Before human beings had heaped up a mountain of pesticides in the 1940s, when we were still in the foothills of this evolutionary adventure, farmers in the United States were losing about 7 percent of their crops to insects. During the blitz of the 1970s and 1980s the insects did not lose any ground. Instead they nearly doubled their share, to 13 percent. “Indeed,” note the ecologists Robert May and Andrew Dobson, “the fraction of all crops lost to pests in the United States today has changed little from that in medieval Europe, where it was said that of every three grains grown, one was lost to pests…leaving one for next year’s seed and one to eat.”
Global warming is of special interest here because in these islands the round of the seasons is driven by ocean currents.
A warming of even half a degree centigrade can cause a change in global circulation patterns, and make trade winds and ocean currents veer away on new tracks. Because they depend on winds and currents for their very seasons, the Galápagos Islands are particularly vulnerable to changes like these.
The Grants’ argument about the fission or fusion of Darwin’s finches, for instance, depends on the islands’ climate staying more or less as they have seen it in the last twenty years. That is, when they project the fate of Darwin’s finches, Rosemary and Peter have always assumed there will be no net change in the seasonal cycle of the archipelago. They have assumed that the pendulum of ocean currents will go on swinging annually but erratically between wet seasons and dry seasons. But this is no longer a safe assumption, the Grants write: “Global warming alters the argument.”

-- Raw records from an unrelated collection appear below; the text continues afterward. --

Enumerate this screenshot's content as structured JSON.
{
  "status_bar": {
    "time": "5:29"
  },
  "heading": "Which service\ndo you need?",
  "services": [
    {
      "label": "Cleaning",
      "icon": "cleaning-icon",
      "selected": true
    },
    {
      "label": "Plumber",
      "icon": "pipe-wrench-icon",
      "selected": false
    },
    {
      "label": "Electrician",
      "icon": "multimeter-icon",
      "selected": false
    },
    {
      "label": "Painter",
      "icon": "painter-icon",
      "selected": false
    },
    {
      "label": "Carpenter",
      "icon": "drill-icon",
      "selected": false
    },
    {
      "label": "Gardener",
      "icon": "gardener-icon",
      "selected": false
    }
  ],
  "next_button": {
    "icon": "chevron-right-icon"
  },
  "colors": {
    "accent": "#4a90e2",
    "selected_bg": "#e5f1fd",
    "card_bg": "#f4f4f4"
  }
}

Our own tenure has been brief, and on average the term of a species is brief—a few million years. A species that can survive only by causing upheaval around it is in constant danger of extinction, like a tribe that lives for battle.
The rapid accumulation of change is not always progress, and forward motion is not always an advance.
The Book of Life is still being written. The end of the story is not predestined.